“This heritage will take a long time to disappear,” says Carmen González Enríquez, author of the study, “because many people who witnessed Francoism directly are still alive, and many are still young.”
“Spain was excluded from the EU and globalisation at a time when being European meant being modern and secular,” she adds.
The country joined the EU relatively late, in 1986. Nowadays the Spanish are the least in favour of leaving the Union. Only 10% wish to break away from the bloc, compared to 25% in France.
Second, González Enríquez argues, over the past 15 years, Spain has become more accepting of immigrants, ‘especially from Morocco, Romania, and Sub-Saharan Africa.’
This has been influenced by several factors:
Immigration has been concentrated to a few geographical areas, the Spanish remember their own migration – to other European countries and to Latin America – and because “the Catholic church has historically been strongly supportive of immigration, as many of the newcomers were Catholics.”
This means Spanish politicians have “done all they can to avoid xenophobic rhetoric.”
Thirdly, Spain has learned not to make the ‘erroneous link’ between immigration and terrorism.
“Because of the existence of ETA [a violent Basque separatist organisation], Spanish people are able to distinguish between terrorism and the town terrorists come from. They have never blamed everyone in the Basque region for ETA’s terrorism.”
Finally, González Enríquez argues, the Spanish electorate is fundamentally centre-left.
“When we compile the data on where they position themselves on the political spectrum, very few say they are far right.”
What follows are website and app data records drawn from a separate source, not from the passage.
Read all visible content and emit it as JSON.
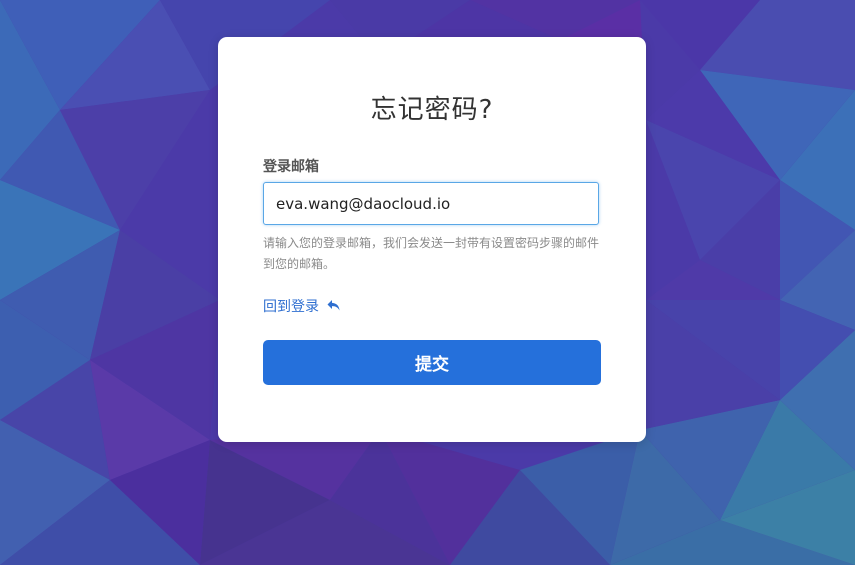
{
  "page": {
    "title": "忘记密码?"
  },
  "form": {
    "email_label": "登录邮箱",
    "email_value": "eva.wang@daocloud.io",
    "help_text": "请输入您的登录邮箱，我们会发送一封带有设置密码步骤的邮件到您的邮箱。",
    "back_link_label": "回到登录",
    "back_link_icon": "undo-arrow-icon",
    "submit_label": "提交"
  },
  "colors": {
    "accent": "#2570db",
    "link": "#2f6fd0",
    "background_primary": "#4b3aa8",
    "background_secondary": "#3d6bb0"
  }
}
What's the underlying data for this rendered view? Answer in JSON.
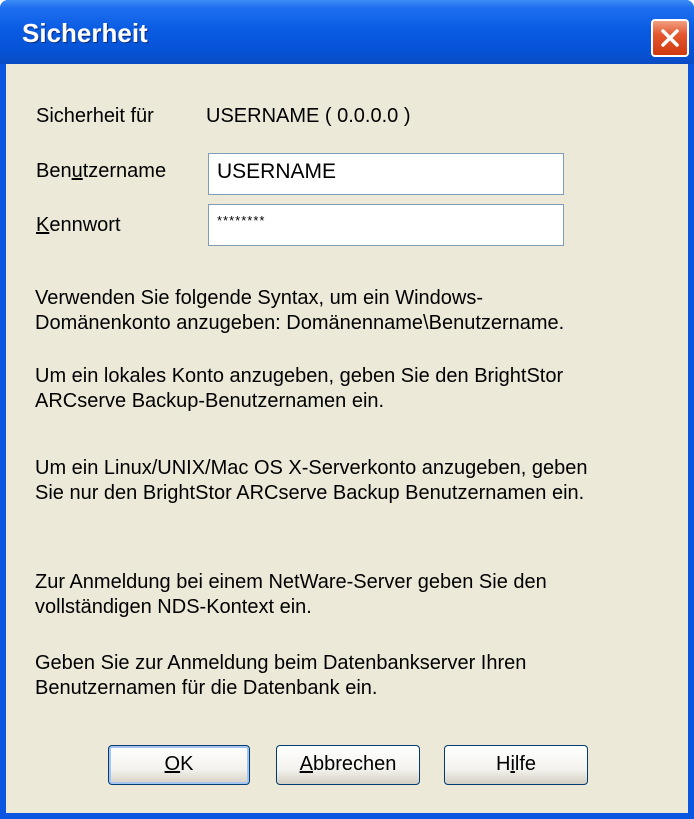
{
  "window": {
    "title": "Sicherheit"
  },
  "security": {
    "label": "Sicherheit für",
    "target": "USERNAME ( 0.0.0.0 )"
  },
  "username": {
    "label_pre": "Ben",
    "label_accel": "u",
    "label_post": "tzername",
    "value": "USERNAME"
  },
  "password": {
    "label_accel": "K",
    "label_post": "ennwort",
    "value": "********"
  },
  "help": {
    "p1_line1": "Verwenden Sie folgende Syntax, um ein Windows-",
    "p1_line2": "Domänenkonto anzugeben: Domänenname\\Benutzername.",
    "p2_line1": "Um ein lokales Konto anzugeben, geben Sie den BrightStor",
    "p2_line2": "ARCserve Backup-Benutzernamen ein.",
    "p3_line1": "Um ein Linux/UNIX/Mac OS X-Serverkonto anzugeben, geben",
    "p3_line2": "Sie nur den BrightStor ARCserve Backup Benutzernamen ein.",
    "p4_line1": "Zur Anmeldung bei einem NetWare-Server geben Sie den",
    "p4_line2": "vollständigen NDS-Kontext ein.",
    "p5_line1": "Geben Sie zur Anmeldung beim Datenbankserver Ihren",
    "p5_line2": "Benutzernamen für die Datenbank ein."
  },
  "buttons": {
    "ok_accel": "O",
    "ok_post": "K",
    "cancel_accel": "A",
    "cancel_post": "bbrechen",
    "help_pre": "H",
    "help_accel": "i",
    "help_post": "lfe"
  },
  "colors": {
    "titlebar": "#0a5ce3",
    "dialog_bg": "#ece9d8",
    "close_button": "#e4572e"
  },
  "icons": {
    "close": "close-icon"
  }
}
Spain, unlike many other countries, is a nation that seems to have learned from its mistakes.